One tragic mistake (I think) in the modern Western world is to reduce the notion of religion to beliefs or doctrines. And perhaps morals.
Ritual is actually more central to religion, in a wider historical and geographical perspective, than any of the above. It is an ambiguous act, gesture, susceptible of several interpretations, which refreshingly breaks for a while the endless flow of talk in religion. I like that.
Traditional Christianity brought us basically two rituals, or sacraments: Baptism and the Eucharist. Those were interpreted differently in early Christian writings, yet the act itself was capable of uniting people regardless of their interpretations. And the early Christian writings attest to a number of possible other rituals which were forgotten except in some fringe circles or situations, e.g. the washing of feet, laying on of hands, "holy kiss," anointing, or the Gnostic erotico-mystical ceremony of the "bridal chamber" (the content of which is debated).
Rituals, like symbols or metaphors, tend to wear out in time. They must be refreshed through reinterpretation, or renewed through syncretism (borrowing from other religions) or invention.
Let the crazy among us (you know who you are) play creating rituals. I thought of two possible ones lately:
(1) A mirror ritual: facing a mirror until you really "see yourself" (more difficult as it may seem). Then shout and smash the mirror (a bit costly but it may get sponsored by the mirror industry should it become popular). Then keep silent for a while or start the Hindu-Buddhist "om" (getting syncretistic here).

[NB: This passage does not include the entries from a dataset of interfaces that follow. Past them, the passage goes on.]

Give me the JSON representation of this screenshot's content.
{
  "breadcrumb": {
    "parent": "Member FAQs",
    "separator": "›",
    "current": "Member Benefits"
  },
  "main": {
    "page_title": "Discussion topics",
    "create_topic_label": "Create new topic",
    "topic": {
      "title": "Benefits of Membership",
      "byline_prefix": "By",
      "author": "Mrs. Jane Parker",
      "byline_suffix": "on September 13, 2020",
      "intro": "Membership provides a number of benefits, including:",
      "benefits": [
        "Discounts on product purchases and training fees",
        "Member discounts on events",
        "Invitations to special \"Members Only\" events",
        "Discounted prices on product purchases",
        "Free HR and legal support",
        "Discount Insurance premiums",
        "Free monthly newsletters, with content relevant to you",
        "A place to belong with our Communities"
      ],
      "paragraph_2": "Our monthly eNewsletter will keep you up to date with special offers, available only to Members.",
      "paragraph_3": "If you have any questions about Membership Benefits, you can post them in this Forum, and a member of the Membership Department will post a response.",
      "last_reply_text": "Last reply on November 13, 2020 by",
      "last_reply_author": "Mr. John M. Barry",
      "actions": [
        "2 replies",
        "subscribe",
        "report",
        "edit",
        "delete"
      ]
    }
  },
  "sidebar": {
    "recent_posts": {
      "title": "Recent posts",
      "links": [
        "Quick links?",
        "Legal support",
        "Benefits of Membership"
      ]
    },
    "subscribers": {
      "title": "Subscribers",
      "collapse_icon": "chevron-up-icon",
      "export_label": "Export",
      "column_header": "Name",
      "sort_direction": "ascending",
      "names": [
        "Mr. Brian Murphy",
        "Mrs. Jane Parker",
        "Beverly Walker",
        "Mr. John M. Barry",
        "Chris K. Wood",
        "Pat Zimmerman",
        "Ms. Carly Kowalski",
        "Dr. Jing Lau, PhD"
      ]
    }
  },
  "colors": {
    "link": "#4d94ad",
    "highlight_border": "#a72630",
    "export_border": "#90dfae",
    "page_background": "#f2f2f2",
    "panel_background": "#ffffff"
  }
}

(2) A greeting ritual: instead of shaking hands or hugging, gently put your hand on the cheek of the next person and look him/her long enough to really "see" each other. (I sometimes daydream of doing that to people in the street, but I'm not yet crazy enough.)
Can you think of others?
Of course if you are not that crazy you're welcome to discuss, or perhaps tell about extant foreign rituals (religious or not) that you have seen and enjoyed...